September 2005

One of the incumbents in our campaign is very adept at dodging issues.

While it is wise to take counsel, to study an issue and weigh alternative resolutions, at some point, as an elected official and leader, you must take a stand. Maybe it will upset your neighbors, maybe it will generate bad press, maybe it will hurt your long term political prospects – but you must eventually form and express an opinion. In the bureaucratic world, when pressed to answer, you might be able to dodge by endlessly shuffling paper or invoking important sounding harrumphs – such as our incumbent – about his quasi-judicial standing.

There is such a thing as quasi-judicial standing. As a Councilmember you must weigh all sworn evidence and testimony entered at a public hearing before making a “ruling” on an issue. Until the hearings are closed, due process demands that you can’t make a fixed decision.

But, as Chapel Hill’s Town Attorney Ralph Karpinos pointed out in this 1995 memo, and in every subsequent election year, that doesn’t preclude an incumbent from commenting on open issues that have quasi-judicial standing.

When asked about the merits of…[a] pending quasi-judicial application, preface your response with some comment to the effect that:

1. “This is a matter which is pending before the Council…
2. the evidence has not all been presented…


Having so prefaced your remarks, I think it would be reasonable and acceptable to proceed with your comments on the merits…

The memo is very clear on how an incumbent can bracket their statements and still use their First Amendment right to speak and be heard.

So, fellow citizens, it’s time to pull that quasi-judicial veil aside and talk to the man behind the curtain.

He has every Right and responsibility to answer.

Ruby’s site is developing a long tail. Embedded within its posts and comments is a timeline, an institutional memory of 2 years of Chapel Hill and Orange/Durham/Chatham County politics.

Here’s to many more….

Is it true that effective conservation almost needs to become a reflexive act?

I’m lucky I had adults in my life – my parents, my friend’s parents, relatives, neighbors – that internalized the lessons of economy and reflexive conservation. Maybe they were like my father, who hailed from a large family whose generosity never flagged though they were more than pinched by the Depression. Maybe they were like my next door neighbor, a Cherokee, that grew up not only in severe circumstances but suffered the privations of a second-class citizen. Maybe they were farm folk, like the Finleys, that understood you saved this years bounty because next year might be a bust.

Wikipedia is an open source encyclopedia that represents a “public works” project of the first-order. Jimmy Wales, the founder of the effort, realized there’s a lot of smarts in the world community – all he needed to do was to tap into that creativity and talent and then step out of the way.
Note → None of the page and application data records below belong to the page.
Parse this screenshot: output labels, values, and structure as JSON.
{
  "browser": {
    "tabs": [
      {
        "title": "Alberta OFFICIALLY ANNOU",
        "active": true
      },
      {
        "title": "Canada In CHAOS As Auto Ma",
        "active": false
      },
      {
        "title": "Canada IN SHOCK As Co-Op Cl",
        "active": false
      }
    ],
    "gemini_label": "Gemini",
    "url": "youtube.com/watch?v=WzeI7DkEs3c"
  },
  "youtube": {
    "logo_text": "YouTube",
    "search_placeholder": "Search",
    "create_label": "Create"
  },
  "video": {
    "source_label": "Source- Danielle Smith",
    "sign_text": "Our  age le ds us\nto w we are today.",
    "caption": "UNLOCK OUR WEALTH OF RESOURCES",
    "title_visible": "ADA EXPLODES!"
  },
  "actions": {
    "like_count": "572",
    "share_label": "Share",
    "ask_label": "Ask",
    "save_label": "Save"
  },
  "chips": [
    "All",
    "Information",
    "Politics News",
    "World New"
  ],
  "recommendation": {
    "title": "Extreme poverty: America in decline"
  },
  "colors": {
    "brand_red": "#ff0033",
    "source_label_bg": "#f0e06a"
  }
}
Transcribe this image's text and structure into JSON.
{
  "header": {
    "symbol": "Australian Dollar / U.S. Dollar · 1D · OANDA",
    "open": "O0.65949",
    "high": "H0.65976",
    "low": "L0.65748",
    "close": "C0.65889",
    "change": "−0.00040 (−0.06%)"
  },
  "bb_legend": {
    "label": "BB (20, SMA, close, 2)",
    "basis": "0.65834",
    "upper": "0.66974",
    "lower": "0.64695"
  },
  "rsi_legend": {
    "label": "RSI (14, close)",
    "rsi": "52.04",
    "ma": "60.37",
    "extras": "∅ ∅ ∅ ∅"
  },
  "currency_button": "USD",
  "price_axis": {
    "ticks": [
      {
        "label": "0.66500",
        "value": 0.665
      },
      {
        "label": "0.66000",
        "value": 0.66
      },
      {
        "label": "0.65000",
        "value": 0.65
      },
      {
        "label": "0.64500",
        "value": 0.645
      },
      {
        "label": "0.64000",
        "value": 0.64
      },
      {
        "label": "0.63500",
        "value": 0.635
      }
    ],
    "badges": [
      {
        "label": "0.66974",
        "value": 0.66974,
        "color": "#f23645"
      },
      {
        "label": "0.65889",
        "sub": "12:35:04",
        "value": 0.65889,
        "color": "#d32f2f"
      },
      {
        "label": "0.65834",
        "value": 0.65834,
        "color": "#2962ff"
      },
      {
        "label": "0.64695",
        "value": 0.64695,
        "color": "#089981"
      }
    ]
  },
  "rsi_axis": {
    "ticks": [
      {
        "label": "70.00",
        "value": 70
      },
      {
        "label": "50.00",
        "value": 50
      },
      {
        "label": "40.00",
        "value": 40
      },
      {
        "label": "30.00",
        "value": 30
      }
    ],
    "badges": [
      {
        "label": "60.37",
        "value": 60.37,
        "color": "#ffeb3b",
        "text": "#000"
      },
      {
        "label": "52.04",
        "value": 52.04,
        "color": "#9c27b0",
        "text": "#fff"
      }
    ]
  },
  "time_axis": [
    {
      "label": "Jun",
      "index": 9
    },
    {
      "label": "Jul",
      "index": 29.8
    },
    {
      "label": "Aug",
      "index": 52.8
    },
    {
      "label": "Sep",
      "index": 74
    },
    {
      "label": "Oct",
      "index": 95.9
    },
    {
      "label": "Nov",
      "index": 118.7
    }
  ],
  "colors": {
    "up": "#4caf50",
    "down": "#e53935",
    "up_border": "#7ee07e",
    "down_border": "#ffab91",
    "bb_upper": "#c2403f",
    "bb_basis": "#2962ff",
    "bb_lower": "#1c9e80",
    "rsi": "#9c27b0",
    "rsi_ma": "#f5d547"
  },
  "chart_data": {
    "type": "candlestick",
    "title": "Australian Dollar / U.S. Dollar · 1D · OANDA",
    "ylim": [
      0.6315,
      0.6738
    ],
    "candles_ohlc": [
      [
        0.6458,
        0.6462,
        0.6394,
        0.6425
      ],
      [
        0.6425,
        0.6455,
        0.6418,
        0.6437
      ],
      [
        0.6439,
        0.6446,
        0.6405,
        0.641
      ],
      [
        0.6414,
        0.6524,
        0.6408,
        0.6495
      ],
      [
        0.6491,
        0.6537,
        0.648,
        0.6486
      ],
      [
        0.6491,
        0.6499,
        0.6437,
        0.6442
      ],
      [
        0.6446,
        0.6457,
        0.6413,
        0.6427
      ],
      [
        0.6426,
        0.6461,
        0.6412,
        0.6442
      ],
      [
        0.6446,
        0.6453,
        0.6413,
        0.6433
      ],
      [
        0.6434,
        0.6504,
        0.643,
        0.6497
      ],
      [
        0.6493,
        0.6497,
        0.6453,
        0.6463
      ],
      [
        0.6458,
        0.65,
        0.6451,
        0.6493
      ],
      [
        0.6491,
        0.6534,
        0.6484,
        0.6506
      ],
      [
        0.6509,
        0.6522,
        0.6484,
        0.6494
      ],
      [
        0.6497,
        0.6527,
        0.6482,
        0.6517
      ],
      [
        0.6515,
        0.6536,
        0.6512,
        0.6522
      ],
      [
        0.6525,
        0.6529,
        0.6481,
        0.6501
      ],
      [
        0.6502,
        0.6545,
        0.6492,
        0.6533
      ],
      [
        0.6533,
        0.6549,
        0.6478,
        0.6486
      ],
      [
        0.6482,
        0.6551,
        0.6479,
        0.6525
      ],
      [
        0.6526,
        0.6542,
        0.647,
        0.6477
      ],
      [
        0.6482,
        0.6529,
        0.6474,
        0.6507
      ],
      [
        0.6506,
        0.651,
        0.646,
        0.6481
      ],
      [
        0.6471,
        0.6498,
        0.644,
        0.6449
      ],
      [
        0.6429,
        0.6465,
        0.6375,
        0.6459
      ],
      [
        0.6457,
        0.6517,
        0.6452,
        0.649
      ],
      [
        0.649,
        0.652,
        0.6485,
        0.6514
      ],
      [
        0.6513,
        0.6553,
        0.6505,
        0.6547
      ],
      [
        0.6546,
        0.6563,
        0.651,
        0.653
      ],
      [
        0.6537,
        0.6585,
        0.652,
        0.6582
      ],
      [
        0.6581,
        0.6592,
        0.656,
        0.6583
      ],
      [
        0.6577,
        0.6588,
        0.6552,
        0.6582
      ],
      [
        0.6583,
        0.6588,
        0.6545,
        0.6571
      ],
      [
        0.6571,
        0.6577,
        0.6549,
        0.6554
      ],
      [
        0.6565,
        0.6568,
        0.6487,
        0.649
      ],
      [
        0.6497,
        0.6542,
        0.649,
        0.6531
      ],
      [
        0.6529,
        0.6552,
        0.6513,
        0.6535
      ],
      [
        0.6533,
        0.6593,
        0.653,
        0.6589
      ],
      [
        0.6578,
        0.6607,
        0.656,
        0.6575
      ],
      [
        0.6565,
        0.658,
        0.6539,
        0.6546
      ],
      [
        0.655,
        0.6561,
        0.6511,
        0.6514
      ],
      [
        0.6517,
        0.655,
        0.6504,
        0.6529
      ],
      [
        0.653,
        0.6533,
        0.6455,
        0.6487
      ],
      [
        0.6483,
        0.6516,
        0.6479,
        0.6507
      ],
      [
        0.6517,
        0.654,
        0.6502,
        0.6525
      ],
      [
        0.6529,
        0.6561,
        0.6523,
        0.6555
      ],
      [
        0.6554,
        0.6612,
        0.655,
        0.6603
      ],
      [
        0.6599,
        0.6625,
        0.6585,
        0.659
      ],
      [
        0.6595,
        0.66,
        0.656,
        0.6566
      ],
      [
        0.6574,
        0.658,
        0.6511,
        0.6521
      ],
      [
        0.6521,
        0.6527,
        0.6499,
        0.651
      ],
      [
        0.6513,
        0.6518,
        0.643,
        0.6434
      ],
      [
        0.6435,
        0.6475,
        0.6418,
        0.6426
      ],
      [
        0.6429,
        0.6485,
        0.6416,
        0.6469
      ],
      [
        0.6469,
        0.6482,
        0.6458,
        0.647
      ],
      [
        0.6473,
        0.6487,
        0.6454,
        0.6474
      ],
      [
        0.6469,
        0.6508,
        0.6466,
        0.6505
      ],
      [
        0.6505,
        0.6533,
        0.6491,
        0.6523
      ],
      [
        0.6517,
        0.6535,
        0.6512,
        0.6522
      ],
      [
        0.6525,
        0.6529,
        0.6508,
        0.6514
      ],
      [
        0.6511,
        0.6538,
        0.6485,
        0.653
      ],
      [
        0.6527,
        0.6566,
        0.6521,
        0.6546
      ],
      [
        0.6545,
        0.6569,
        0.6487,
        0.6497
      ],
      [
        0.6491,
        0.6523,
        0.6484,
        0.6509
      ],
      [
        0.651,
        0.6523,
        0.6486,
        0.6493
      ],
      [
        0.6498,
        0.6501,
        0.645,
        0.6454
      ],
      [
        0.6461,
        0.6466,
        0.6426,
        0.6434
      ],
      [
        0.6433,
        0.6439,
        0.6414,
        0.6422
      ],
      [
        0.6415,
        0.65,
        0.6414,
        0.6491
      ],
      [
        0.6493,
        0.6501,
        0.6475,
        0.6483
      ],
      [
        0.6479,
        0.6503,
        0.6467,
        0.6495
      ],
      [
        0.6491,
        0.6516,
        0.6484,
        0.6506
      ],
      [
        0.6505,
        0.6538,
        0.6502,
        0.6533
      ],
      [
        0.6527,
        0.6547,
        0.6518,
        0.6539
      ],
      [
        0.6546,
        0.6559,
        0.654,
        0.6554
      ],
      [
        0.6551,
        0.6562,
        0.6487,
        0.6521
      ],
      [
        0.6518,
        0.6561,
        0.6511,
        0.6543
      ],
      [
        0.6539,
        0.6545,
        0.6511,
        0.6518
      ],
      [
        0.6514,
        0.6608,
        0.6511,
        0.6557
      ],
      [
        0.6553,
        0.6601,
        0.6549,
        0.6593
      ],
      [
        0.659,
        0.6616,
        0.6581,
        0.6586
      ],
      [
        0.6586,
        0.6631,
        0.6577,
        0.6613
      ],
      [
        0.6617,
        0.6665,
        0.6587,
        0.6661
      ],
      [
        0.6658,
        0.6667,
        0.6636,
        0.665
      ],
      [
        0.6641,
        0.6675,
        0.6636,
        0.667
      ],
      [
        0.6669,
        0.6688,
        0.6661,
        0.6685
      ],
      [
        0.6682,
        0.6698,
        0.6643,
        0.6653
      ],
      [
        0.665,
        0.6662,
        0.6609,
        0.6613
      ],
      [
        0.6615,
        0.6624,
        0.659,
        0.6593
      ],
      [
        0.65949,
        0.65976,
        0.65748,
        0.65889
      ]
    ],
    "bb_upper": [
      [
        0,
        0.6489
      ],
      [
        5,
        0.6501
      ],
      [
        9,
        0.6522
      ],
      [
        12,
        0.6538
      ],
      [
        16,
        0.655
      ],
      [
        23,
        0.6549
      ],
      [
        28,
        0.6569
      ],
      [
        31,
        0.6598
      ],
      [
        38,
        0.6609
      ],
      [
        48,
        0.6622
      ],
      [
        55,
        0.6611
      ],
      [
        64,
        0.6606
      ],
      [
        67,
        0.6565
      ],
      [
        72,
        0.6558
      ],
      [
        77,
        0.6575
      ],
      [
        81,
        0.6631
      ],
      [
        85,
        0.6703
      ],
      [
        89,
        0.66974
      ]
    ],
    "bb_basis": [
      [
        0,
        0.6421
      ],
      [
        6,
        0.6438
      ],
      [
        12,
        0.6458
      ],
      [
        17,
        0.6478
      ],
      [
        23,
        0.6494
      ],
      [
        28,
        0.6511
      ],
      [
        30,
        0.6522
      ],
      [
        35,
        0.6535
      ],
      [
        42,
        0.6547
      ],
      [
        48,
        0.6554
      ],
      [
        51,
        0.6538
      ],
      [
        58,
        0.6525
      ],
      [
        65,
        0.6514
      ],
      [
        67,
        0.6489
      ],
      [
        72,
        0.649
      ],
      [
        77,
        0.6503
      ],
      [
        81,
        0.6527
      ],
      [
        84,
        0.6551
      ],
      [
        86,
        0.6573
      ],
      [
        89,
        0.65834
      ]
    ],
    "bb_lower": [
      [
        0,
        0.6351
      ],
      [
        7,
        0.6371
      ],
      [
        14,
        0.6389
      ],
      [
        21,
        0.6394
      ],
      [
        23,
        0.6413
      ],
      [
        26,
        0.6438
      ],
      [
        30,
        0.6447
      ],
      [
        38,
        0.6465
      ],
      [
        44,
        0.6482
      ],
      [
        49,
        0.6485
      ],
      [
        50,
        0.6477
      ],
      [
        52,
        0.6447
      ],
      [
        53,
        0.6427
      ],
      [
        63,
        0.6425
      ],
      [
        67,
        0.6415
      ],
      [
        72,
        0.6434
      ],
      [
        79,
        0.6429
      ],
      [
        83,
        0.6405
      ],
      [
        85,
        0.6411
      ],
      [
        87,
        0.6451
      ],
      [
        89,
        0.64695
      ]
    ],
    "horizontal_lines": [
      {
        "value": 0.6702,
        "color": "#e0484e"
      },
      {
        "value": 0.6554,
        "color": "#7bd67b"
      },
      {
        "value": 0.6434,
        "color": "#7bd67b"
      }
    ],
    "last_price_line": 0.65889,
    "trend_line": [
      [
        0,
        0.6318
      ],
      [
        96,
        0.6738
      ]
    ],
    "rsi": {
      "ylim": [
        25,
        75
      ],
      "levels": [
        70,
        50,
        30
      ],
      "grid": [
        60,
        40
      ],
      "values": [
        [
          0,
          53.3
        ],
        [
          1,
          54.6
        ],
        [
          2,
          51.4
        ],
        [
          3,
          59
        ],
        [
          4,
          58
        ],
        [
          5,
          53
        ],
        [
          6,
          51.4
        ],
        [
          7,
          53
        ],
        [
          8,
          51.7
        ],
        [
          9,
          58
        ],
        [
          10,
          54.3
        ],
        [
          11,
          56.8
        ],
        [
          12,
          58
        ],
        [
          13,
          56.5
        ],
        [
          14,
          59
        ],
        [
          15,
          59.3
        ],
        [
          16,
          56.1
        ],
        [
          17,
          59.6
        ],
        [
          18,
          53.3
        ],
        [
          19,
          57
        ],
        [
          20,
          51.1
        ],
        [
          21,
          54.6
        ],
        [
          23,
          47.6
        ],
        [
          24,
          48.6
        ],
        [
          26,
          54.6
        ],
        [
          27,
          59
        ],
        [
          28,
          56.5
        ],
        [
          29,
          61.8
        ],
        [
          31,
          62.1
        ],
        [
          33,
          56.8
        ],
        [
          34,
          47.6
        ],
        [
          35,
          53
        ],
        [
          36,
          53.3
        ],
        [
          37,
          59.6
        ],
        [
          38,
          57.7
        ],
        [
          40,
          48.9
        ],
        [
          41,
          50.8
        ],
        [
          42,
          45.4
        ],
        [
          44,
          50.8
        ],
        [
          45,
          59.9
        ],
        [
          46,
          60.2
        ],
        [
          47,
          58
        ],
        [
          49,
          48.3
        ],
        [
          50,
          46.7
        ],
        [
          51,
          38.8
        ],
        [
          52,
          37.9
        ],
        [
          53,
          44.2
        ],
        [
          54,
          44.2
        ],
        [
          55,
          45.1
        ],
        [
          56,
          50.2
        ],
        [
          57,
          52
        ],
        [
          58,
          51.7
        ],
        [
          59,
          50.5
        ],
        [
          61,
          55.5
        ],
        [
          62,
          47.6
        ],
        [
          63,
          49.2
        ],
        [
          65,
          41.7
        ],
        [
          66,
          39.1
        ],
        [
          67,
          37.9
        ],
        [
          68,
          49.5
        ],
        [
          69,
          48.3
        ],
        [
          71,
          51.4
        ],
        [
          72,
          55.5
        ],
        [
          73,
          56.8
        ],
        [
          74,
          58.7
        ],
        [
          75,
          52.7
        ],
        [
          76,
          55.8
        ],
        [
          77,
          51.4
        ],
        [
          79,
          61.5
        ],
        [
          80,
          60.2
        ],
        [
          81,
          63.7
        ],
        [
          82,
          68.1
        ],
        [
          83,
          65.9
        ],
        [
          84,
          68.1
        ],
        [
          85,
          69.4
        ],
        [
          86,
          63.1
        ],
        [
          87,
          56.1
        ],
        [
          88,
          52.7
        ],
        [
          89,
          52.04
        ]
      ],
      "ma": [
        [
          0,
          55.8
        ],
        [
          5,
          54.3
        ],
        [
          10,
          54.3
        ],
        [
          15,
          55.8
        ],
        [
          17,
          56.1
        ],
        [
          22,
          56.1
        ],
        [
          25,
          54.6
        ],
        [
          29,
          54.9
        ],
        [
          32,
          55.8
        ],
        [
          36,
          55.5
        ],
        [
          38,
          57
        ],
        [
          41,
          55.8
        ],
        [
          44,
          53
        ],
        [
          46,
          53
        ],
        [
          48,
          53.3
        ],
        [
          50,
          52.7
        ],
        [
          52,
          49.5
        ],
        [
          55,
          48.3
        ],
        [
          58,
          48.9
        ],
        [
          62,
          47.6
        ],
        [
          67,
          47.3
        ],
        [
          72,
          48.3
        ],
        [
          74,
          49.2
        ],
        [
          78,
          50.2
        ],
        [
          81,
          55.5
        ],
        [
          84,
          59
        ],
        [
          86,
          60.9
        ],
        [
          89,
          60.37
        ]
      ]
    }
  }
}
In a sense, he created an ecosystem where freely contributed collaborative works could live and flourish.

Smart guy.

In the computer world, we say “there’s intelligence in the network”. In open source software development, we say “the more eyes on the code, the better”. In other words, “many hands make light (and smart) work” and the more folk that review an issue, the better chance for finding the underlying problem and really fixing it.

I’d like our Town to start building an institutional memory using technology like Wikipedia. We need to publish as much detail as possible, lower the costs of accessing this detail (make it easy to search, manipulate, aggregate) and trust the “more eyes” of our incredible community to find issues and suggest innovative solutions.

There’s the windup, here’s the pitch (via ibiblio’s Paul Jones [another “smart guy”]). Speakers Series
Who: Wikipedia founder, Jimmy Wales
When: 3:30 Wednesday October 5
Where: Freedom Forum Conference Room
305 Carroll Hall UNC-CH
What: A talk about the world’s most popular encyclopedia and news source,
Wikipedia and Wikinews by the man who invented and sustains them.

More here.